If sanitary ware was an important new direction for Farmiloes, so too was paint. Paint manufacture was to some degree a natural extension of their lead interests: lead in the form of a chemical pigment is of course a traditional ingredient in white paint. Traditionally ‘colour merchants’ had sold dry pigments from which painters mixed their own colours but by the late 19th century paint was being sold ready-mixed in tins. As with sanitary ware the pace seems to have been set by T&W, rather than George, and their ‘Nine Elms’ white lead paint became the brand leader in the south east by the 1920s. Other Farmiloe paint brands included ‘Father Thames’ and ‘Blackfriars’ which also came in a white leadless variety.

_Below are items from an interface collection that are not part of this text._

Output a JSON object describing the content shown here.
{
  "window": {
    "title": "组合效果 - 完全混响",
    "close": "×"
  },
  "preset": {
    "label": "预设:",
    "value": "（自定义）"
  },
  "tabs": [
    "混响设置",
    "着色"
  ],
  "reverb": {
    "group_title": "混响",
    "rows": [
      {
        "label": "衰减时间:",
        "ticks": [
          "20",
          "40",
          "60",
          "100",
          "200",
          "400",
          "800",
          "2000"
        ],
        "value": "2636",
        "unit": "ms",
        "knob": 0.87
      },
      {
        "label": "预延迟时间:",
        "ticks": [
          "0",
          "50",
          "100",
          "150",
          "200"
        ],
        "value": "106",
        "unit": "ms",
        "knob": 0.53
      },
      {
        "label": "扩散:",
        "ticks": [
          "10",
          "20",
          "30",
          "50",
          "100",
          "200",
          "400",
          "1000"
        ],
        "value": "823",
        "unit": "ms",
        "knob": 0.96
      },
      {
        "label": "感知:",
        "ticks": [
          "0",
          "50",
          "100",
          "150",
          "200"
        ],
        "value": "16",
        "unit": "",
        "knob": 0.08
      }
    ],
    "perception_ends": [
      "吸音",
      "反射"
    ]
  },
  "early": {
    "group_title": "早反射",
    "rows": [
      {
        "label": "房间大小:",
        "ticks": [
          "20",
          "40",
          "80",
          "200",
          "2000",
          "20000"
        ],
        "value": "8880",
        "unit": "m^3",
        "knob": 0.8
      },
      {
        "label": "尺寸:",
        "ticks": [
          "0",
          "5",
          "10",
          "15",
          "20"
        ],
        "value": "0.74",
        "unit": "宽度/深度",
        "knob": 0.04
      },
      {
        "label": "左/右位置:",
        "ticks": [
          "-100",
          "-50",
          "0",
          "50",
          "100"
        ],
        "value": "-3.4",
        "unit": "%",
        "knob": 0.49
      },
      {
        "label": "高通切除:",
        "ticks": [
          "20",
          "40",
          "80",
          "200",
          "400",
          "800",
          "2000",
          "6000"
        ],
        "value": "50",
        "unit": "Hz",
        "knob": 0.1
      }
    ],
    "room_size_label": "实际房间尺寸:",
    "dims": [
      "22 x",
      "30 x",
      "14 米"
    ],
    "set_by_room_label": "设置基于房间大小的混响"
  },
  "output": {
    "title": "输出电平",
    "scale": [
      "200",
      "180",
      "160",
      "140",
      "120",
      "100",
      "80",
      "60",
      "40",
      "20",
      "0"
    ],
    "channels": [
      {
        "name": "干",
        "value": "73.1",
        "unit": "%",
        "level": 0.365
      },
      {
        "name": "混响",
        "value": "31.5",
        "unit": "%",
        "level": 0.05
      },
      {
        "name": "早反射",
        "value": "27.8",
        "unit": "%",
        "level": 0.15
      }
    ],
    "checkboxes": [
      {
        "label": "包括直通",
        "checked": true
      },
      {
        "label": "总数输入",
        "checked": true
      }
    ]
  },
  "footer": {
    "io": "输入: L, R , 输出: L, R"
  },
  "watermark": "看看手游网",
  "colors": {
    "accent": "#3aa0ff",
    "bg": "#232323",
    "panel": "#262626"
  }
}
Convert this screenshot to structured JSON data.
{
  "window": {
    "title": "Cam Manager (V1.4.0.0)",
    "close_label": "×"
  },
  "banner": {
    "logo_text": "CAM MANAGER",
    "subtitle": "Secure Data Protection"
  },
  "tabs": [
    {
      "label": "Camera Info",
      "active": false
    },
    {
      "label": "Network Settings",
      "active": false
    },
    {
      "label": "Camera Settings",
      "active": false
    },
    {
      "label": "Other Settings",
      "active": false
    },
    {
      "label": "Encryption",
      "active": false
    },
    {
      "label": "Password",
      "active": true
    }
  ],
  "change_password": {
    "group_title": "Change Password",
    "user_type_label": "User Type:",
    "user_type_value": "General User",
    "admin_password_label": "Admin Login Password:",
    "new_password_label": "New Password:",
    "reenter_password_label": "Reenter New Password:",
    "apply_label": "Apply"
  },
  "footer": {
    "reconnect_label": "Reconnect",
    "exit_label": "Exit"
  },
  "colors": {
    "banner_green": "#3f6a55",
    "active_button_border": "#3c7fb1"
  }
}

Farmiloes also sold ‘Orrs Zingessol’ washable distemper and in 1940 Eustace Farmiloe of T & W Farmiloe took out a patent for a new mix of white paint suitable for use in road markings.

As the 20th century progressed, it was the paint and sanitary ware side of the business that increasingly occupied both sides of the family business, although their traditional interests in glass were certainly not forgotten: ‘Oceanic’ glass was much promoted between the wars. A new company Farmiloe & Farmiloe (WBS) were incorporated in 1952 as wholesale china and bathroom merchants. T& W Farmiloe appear to have ventured into a new market with several patents taken out in the late 1960s and 1970s, for a new form of sealants the latter in the name of Farmiloe Sealants of Larkfield near Maidstone. Perhaps this new direction was not successful for the company T& W Farmiloe was dissolved in 1988. However Farmiloe & Farmiloe continues, as does George Farmiloe & Sons Ltd, although it is described today as a holding company.

The Farmiloes themselves appear to be text book entrepreneurs, ploughing profits back into the firm during its period of growth and only after several generations directing the profits to social ends. In 1928 Thomas Meakin Farmiloe, the grand old man of the T&W side acquired a Farmiloe coat of arms, at which time the grant of arms describes him as of Henstead Hall in Suffolk. The firm appears to have been a stable and happy one, with sports clubs provided for the health and welfare of employees. The buildings in St John Street saw some alterations in the 1930s and 1950s but retained their Victorian character to the end, which came in April 1999 when George Farmiloe & Sons Ltd, finally moved out of West Smithfield to continue trading from their present premises in Mitcham.


Colin Thom, English Heritage, for details of the St John Street building and its history.
Alex Delfanne and Tim Farmiloe for providing access to Farmiloe documents and photographs.

© Dr Cathy Ross. 2004.

The catalyst for the new building was of course the fire of March 1868 which destroyed virtually the whole premises and stock, including the newly erected warehouses. Fires were a...